● **About this exercise**
The answer must consist of every line from the data that holds the string "Classic".

··· Data shown

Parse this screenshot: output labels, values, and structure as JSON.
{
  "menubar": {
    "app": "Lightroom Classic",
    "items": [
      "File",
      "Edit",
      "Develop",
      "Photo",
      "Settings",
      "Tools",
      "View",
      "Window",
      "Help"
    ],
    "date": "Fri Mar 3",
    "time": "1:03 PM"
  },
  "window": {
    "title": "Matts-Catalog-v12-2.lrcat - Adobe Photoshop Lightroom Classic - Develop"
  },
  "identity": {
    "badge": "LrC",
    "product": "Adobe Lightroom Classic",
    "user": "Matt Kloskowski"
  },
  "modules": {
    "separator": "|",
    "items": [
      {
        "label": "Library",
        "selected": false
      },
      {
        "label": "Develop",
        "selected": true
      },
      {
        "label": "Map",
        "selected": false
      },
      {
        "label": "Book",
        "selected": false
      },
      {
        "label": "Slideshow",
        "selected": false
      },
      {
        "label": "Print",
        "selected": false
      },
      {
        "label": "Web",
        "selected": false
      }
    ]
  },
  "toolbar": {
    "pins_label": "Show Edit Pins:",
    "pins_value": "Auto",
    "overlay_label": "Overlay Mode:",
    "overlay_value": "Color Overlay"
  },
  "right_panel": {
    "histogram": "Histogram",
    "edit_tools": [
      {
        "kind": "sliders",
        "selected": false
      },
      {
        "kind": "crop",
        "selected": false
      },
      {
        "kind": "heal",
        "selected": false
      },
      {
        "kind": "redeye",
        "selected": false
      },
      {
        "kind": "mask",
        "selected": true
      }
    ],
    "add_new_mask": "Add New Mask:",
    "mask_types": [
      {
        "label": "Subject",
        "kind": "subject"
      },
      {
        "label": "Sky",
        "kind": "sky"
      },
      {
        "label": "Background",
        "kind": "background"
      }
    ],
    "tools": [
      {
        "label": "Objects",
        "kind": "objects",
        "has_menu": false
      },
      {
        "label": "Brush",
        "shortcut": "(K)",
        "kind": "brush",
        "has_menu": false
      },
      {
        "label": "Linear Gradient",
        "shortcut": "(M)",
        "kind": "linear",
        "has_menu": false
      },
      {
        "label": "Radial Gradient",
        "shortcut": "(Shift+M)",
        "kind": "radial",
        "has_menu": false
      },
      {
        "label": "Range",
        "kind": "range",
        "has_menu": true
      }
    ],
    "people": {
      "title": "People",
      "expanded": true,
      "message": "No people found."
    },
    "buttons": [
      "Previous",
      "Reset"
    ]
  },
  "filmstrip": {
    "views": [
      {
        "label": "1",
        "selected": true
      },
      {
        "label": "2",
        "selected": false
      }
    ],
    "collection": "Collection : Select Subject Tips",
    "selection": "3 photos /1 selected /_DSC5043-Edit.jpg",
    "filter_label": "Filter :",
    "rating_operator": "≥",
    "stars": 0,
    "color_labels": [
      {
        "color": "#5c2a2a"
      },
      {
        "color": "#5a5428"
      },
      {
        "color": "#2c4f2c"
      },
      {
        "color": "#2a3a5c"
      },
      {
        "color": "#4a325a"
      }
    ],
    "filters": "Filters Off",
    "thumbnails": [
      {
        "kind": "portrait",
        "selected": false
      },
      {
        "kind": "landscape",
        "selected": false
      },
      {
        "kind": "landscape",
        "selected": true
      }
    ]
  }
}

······

● **Answer to this task**
    "app": "Lightroom Classic",
    "title": "Matts-Catalog-v12-2.lrcat - Adobe Photoshop Lightroom Classic - Develop"
    "product": "Adobe Lightroom Classic",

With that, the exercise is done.